Reply with quote #8
You can't control this kid's behavior but you can help steer the way your daughter thinks about it. With a young kid, I would try to help my child see it as 'sometimes people aren't tactful' rather than 'sometimes people are mean' or 'that kid is mean'. You don't have to excuse the behavior but you can help your daughter start from the position that it's a problem this kid has with having a filter rather than the fact that this kid doesn't like her or is targeting her.
I find that people are generally happier in life if they don't take things personally.
Registered: 1490849282 Posts: 12
Reply with quote #9
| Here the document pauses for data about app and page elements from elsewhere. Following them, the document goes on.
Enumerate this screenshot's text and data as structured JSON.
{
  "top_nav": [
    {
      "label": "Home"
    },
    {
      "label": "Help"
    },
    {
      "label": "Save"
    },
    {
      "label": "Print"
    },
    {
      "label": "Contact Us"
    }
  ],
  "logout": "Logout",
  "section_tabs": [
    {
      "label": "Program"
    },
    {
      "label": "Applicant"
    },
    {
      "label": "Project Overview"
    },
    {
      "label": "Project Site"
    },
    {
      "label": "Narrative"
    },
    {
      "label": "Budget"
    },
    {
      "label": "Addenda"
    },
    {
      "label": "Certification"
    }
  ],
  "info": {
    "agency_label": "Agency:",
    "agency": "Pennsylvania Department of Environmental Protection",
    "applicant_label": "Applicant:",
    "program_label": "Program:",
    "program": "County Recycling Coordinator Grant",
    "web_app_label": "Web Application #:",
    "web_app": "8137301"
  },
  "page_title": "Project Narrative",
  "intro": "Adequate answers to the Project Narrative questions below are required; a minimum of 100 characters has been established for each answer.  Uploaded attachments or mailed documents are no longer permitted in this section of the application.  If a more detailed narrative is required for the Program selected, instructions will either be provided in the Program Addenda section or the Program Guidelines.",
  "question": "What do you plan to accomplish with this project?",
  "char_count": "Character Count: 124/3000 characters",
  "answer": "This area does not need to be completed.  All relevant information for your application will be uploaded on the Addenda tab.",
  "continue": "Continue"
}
Thanks everyone. When the behavior initially came to light, I told DD that the other girl probably had other stresses in her life with school or her family that made her act the way she does. Not that those reasons excuse or justify her behavior, but they do explain it. We teach our kids to be polite and kind to everyone until given a reason to act otherwise, and even then meanness is not an option-politeness is.
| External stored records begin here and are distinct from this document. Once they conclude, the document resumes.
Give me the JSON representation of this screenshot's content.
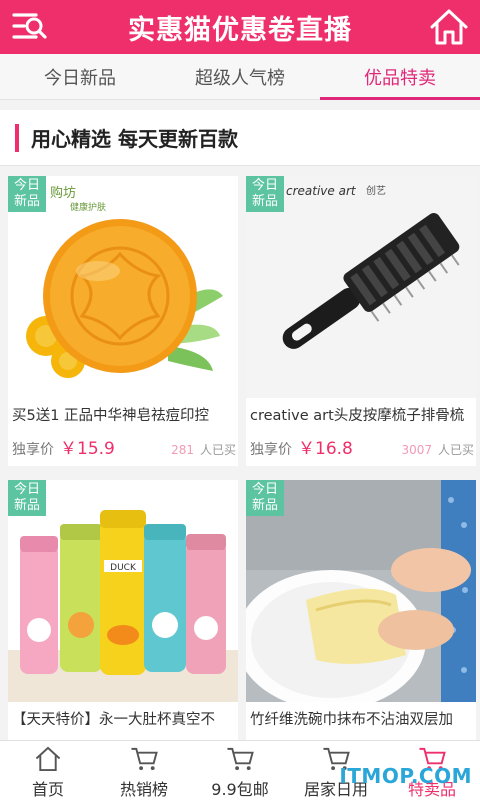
{
  "header": {
    "title": "实惠猫优惠卷直播",
    "menu_icon": "menu-icon",
    "home_icon": "home-icon"
  },
  "tabs": [
    {
      "label": "今日新品",
      "active": false
    },
    {
      "label": "超级人气榜",
      "active": false
    },
    {
      "label": "优品特卖",
      "active": true
    }
  ],
  "section": {
    "title": "用心精选  每天更新百款"
  },
  "products": [
    {
      "badge": "今日\n新品",
      "badge_line1": "今日",
      "badge_line2": "新品",
      "brand_text": "购坊",
      "brand_sub": "健康护肤",
      "name": "买5送1 正品中华神皂祛痘印控",
      "price_label": "独享价",
      "price": "￥15.9",
      "sold_count": "281",
      "sold_suffix": "人已买"
    },
    {
      "badge_line1": "今日",
      "badge_line2": "新品",
      "brand_text": "creative art",
      "brand_sub": "创艺",
      "name": "creative art头皮按摩梳子排骨梳",
      "price_label": "独享价",
      "price": "￥16.8",
      "sold_count": "3007",
      "sold_suffix": "人已买"
    },
    {
      "badge_line1": "今日",
      "badge_line2": "新品",
      "name": "【天天特价】永一大肚杯真空不",
      "cup_label": "DUCK"
    },
    {
      "badge_line1": "今日",
      "badge_line2": "新品",
      "name": "竹纤维洗碗巾抹布不沾油双层加"
    }
  ],
  "bottom_nav": [
    {
      "label": "首页",
      "icon": "home-icon",
      "active": false
    },
    {
      "label": "热销榜",
      "icon": "cart-icon",
      "active": false
    },
    {
      "label": "9.9包邮",
      "icon": "cart-icon",
      "active": false
    },
    {
      "label": "居家日用",
      "icon": "cart-icon",
      "active": false
    },
    {
      "label": "特卖品",
      "icon": "cart-icon",
      "active": true
    }
  ],
  "watermark": "ITMOP.COM",
  "colors": {
    "brand": "#ef2f6c",
    "tab_active": "#e0287a",
    "badge": "#5cc4a0",
    "price": "#ef2f6c"
  }
}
That said...competition season is over, and DD won’t be spending as much time in the lineup next to this girl. I’m going to let the rest of the year and summer play out, and if it starts up again next fall bring it up with SO. These kids are first through third graders, so they’re definitely young enough to change their behavior.
Registered: 1457385957 Posts: 1,655
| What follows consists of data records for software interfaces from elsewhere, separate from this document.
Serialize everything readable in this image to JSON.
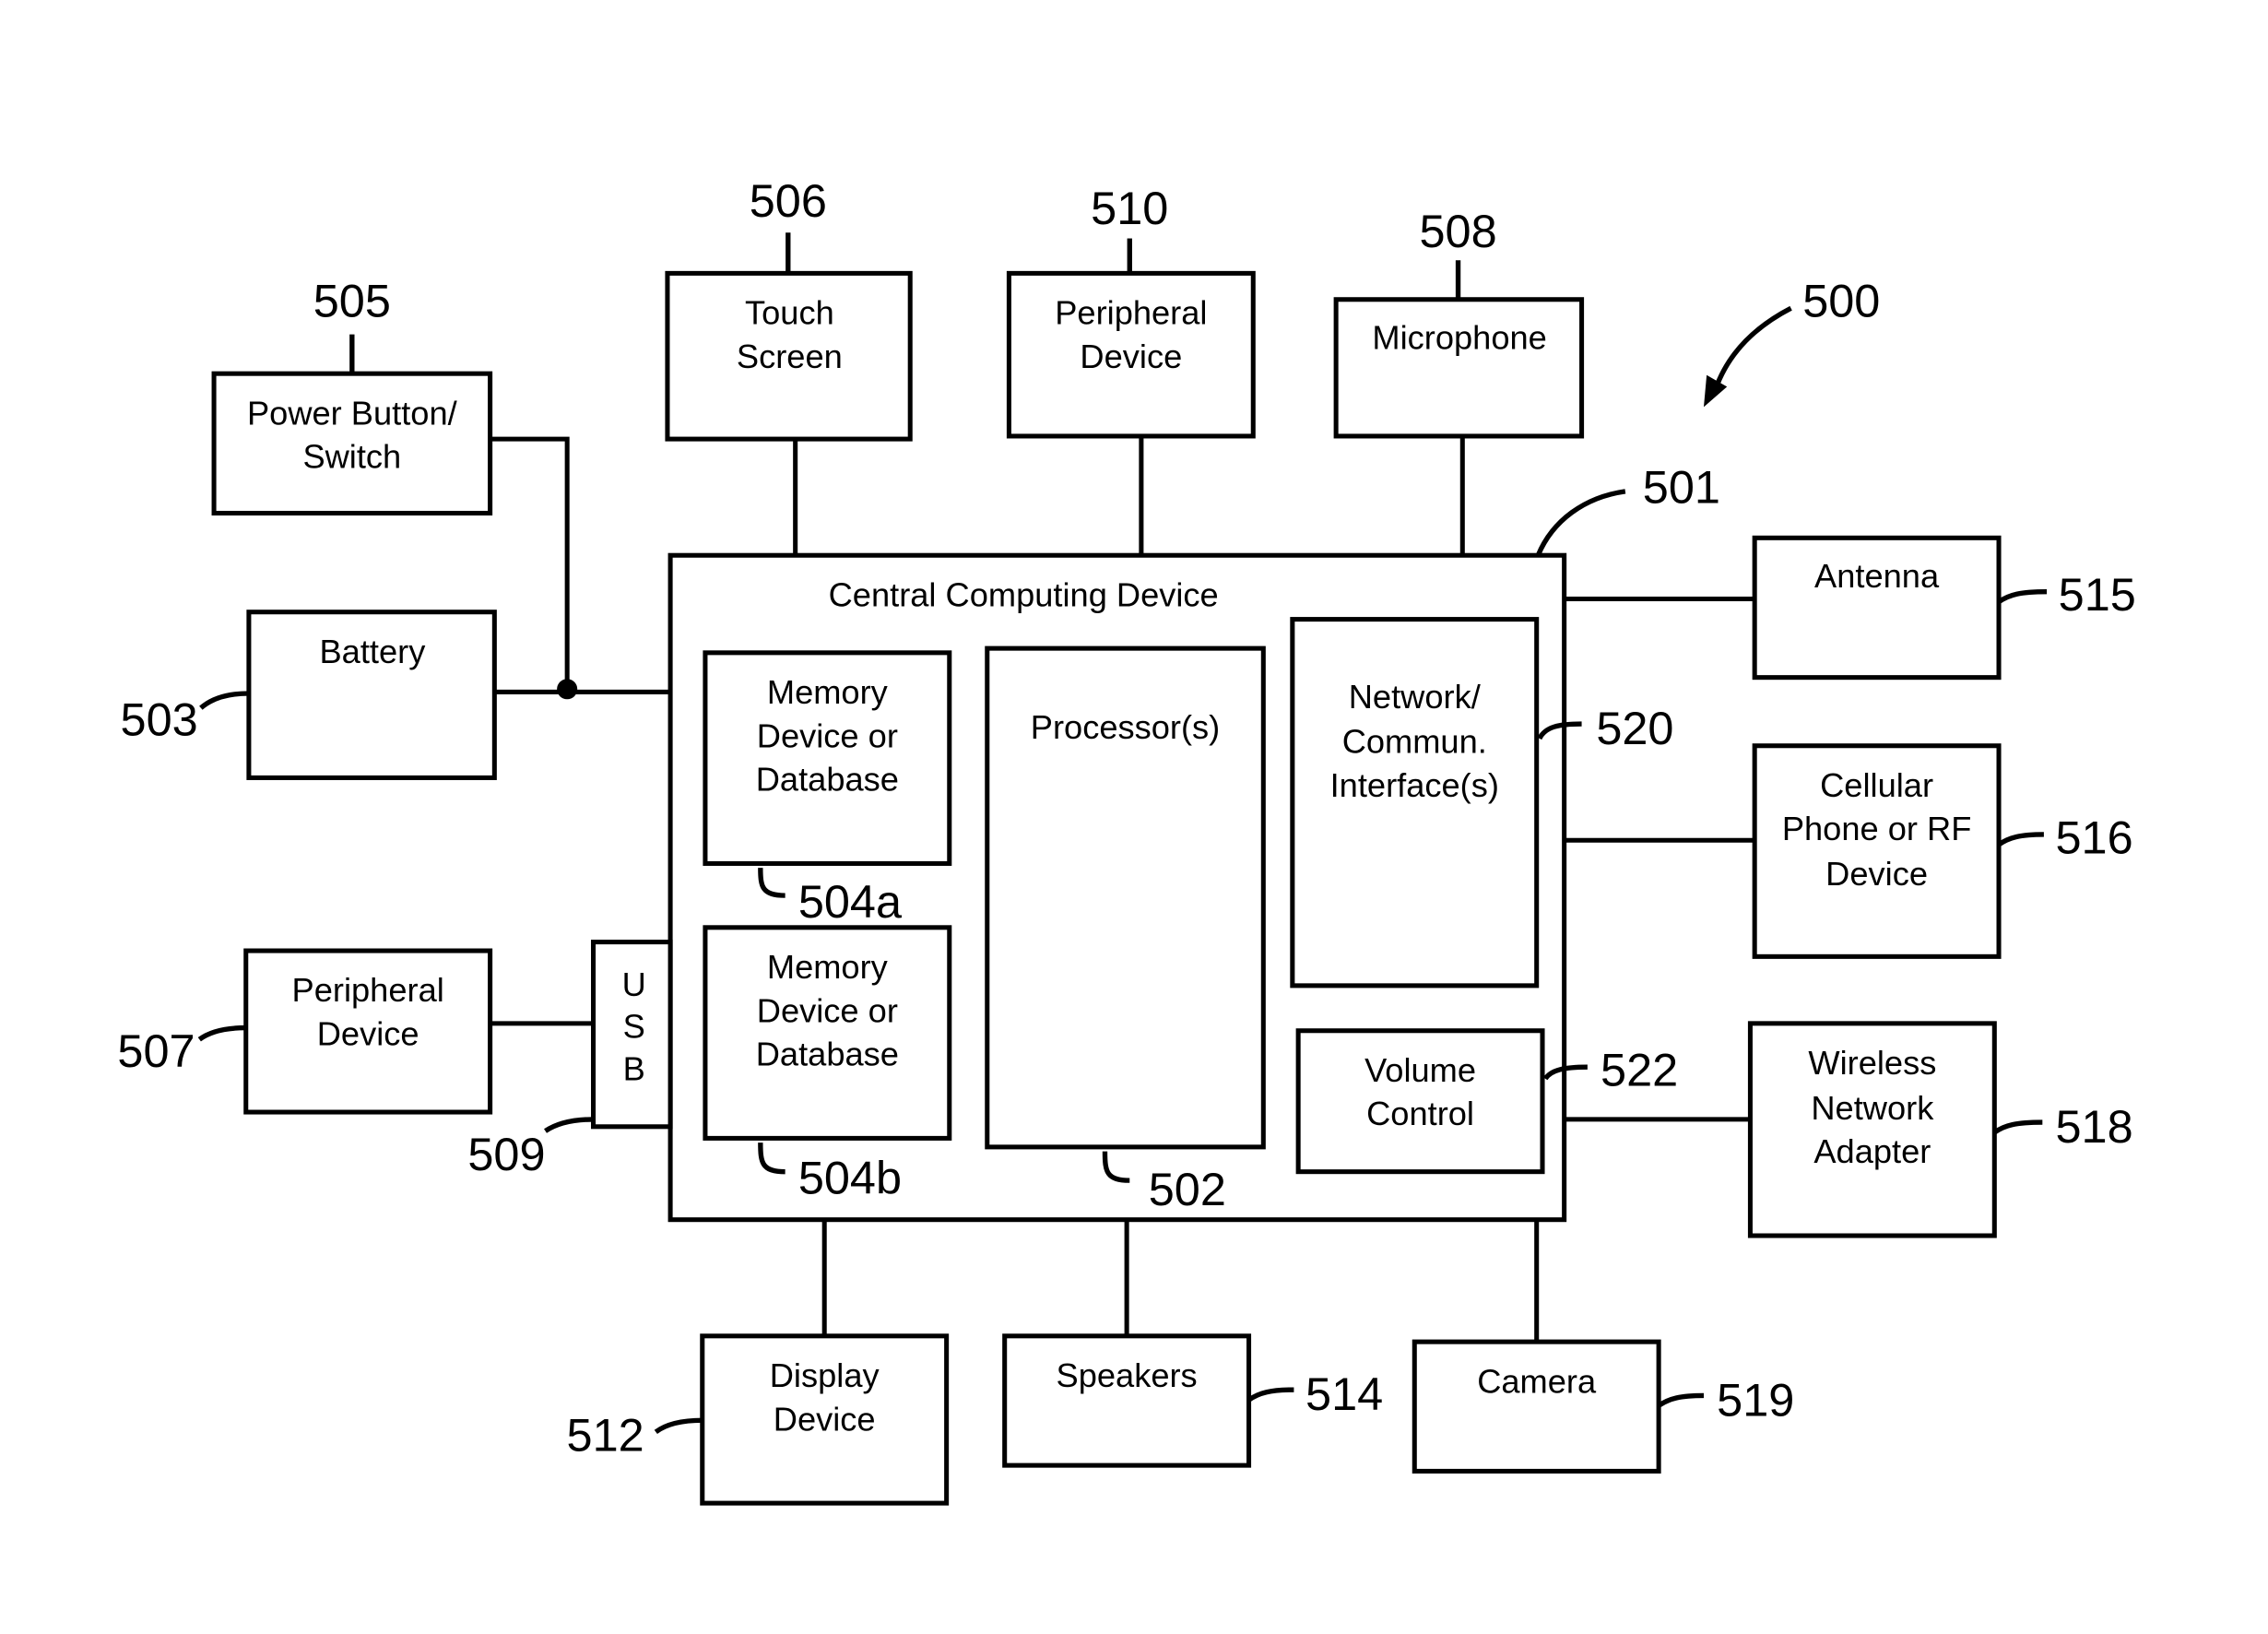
{
  "diagram": {
    "figure_ref": "500",
    "central": {
      "ref": "501",
      "title": "Central Computing Device",
      "components": {
        "memory_a": {
          "ref": "504a",
          "lines": [
            "Memory",
            "Device or",
            "Database"
          ]
        },
        "memory_b": {
          "ref": "504b",
          "lines": [
            "Memory",
            "Device or",
            "Database"
          ]
        },
        "processor": {
          "ref": "502",
          "lines": [
            "Processor(s)"
          ]
        },
        "network": {
          "ref": "520",
          "lines": [
            "Network/",
            "Commun.",
            "Interface(s)"
          ]
        },
        "volume": {
          "ref": "522",
          "lines": [
            "Volume",
            "Control"
          ]
        }
      }
    },
    "usb": {
      "ref": "509",
      "lines": [
        "U",
        "S",
        "B"
      ]
    },
    "peripherals": {
      "power": {
        "ref": "505",
        "lines": [
          "Power Button/",
          "Switch"
        ]
      },
      "battery": {
        "ref": "503",
        "lines": [
          "Battery"
        ]
      },
      "peripheral_left": {
        "ref": "507",
        "lines": [
          "Peripheral",
          "Device"
        ]
      },
      "touch": {
        "ref": "506",
        "lines": [
          "Touch",
          "Screen"
        ]
      },
      "peripheral_top": {
        "ref": "510",
        "lines": [
          "Peripheral",
          "Device"
        ]
      },
      "microphone": {
        "ref": "508",
        "lines": [
          "Microphone"
        ]
      },
      "antenna": {
        "ref": "515",
        "lines": [
          "Antenna"
        ]
      },
      "cellular": {
        "ref": "516",
        "lines": [
          "Cellular",
          "Phone or RF",
          "Device"
        ]
      },
      "wireless": {
        "ref": "518",
        "lines": [
          "Wireless",
          "Network",
          "Adapter"
        ]
      },
      "display": {
        "ref": "512",
        "lines": [
          "Display",
          "Device"
        ]
      },
      "speakers": {
        "ref": "514",
        "lines": [
          "Speakers"
        ]
      },
      "camera": {
        "ref": "519",
        "lines": [
          "Camera"
        ]
      }
    }
  }
}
Reply with quote #10
Originally Posted by
golightly1118 Thanks everyone. When the behavior initially came to light, I told DD that the other girl probably had other stresses in her life with school or her family that made her act the way she does. Not that those reasons excuse or justify her behavior, but they do explain it. We teach our kids to be polite and kind to everyone until given a reason to act otherwise, and even then meanness is not an option-politeness is. That said...competition season is over, and DD won’t be spending as much time in the lineup next to this girl. I’m going to let the rest of the year and summer play out, and if it starts up again next fall bring it up with SO. These kids are first through third graders, so they’re definitely young enough to change their behavior. That sounds like a really good plan. Hopefully things will improve next year.